Characterised by an economy of representational means, Bob Law’s Field works use line to convey space and mark time.
During Law’s stay at St Ives in the late 1950s, the artist developed a series of Field drawings that reduced elements observed in the surrounding landscape – the sun, trees and clouds – into a set of abstract signs held within a rhomboid frame.
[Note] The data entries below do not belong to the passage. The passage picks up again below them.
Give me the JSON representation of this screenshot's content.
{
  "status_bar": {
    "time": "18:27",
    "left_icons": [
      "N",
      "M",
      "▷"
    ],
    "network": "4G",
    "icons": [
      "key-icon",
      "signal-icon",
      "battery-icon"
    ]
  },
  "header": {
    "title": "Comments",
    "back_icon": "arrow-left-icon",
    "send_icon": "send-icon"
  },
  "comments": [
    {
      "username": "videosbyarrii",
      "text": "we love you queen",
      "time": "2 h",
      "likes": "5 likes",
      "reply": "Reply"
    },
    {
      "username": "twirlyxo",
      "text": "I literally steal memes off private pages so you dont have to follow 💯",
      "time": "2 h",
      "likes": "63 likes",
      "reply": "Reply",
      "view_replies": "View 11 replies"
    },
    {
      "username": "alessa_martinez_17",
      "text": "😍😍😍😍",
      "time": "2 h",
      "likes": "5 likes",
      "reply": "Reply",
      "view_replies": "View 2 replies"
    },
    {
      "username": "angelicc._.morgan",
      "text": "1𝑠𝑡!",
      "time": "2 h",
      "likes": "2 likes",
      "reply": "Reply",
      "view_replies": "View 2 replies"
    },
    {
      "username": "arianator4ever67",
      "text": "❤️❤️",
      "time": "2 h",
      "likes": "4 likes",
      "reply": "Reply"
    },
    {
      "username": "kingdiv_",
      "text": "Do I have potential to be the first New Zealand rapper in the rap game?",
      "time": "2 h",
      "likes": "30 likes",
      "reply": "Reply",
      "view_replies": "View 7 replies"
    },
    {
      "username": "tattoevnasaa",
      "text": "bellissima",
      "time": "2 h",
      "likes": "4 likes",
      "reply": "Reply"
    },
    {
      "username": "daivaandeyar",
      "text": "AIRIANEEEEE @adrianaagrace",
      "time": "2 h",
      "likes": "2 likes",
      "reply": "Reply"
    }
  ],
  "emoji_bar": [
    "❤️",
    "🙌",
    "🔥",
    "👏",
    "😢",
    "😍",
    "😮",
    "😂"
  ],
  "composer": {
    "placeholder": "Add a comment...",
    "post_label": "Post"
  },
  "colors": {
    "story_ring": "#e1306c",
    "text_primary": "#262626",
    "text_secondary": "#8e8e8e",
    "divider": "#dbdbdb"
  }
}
The series was, in Law’s words, ‘about the position of myself on the face of the earth and the environmental conditions around me’.
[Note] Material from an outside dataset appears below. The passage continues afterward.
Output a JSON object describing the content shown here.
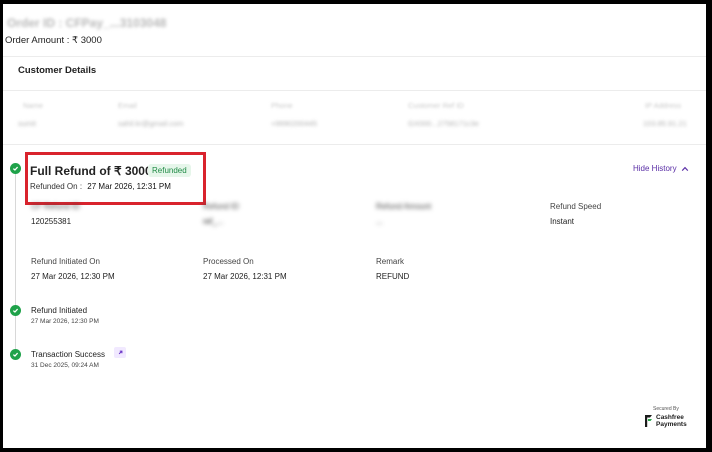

Using a thickly drawn line to contain and delimit the almost-blank pictorial field, Law refined his early abstract language in subsequent monochrome works, from ‘open’ and ‘closed’ drawings to the monumental paintings of the Mister Paranoia
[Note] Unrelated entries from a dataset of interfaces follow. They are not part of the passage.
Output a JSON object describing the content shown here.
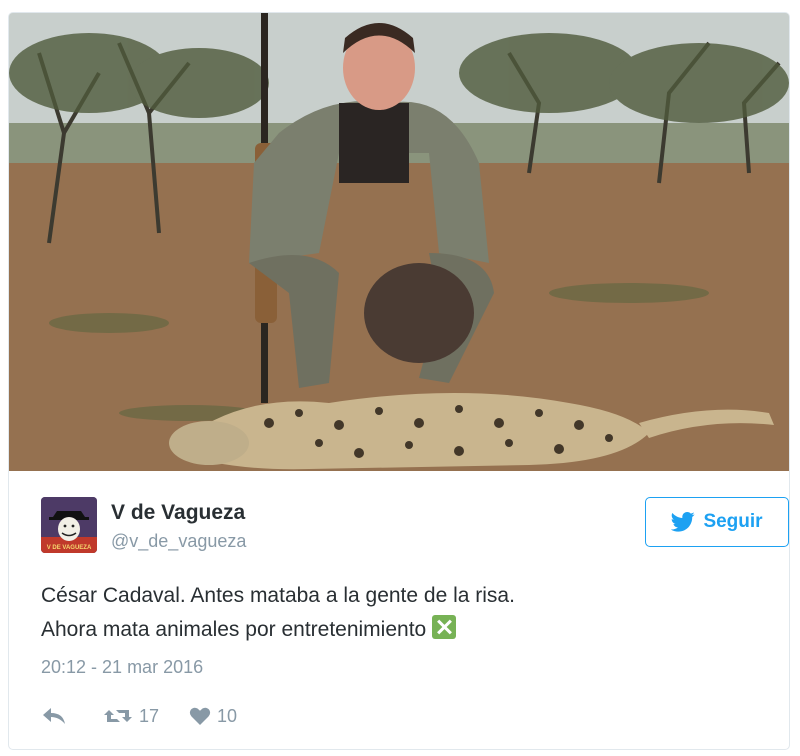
{
  "tweet": {
    "author_name": "V de Vagueza",
    "author_handle": "@v_de_vagueza",
    "avatar_caption": "V DE VAGUEZA",
    "text_line1": "César Cadaval. Antes mataba a la gente de la risa.",
    "text_line2": "Ahora mata animales por entretenimiento",
    "emoji": "cross-mark-button",
    "timestamp": "20:12 - 21 mar 2016",
    "follow_label": "Seguir",
    "retweet_count": "17",
    "like_count": "10"
  },
  "colors": {
    "accent": "#1da1f2",
    "text": "#292f33",
    "muted": "#8899a6",
    "border": "#e1e8ed",
    "emoji_green": "#77b255"
  },
  "icons": {
    "follow": "twitter-bird-icon",
    "reply": "reply-arrow-icon",
    "retweet": "retweet-icon",
    "like": "heart-icon"
  }
}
Accompanying an exhibition at Thomas Dane Gallery, London (9 October – 7 November 2015), this volume draws together over 20 works by Law and includes an essay by Douglas Fogle, which focuses on the artist’s pursuit of the void’s poetic possibilities.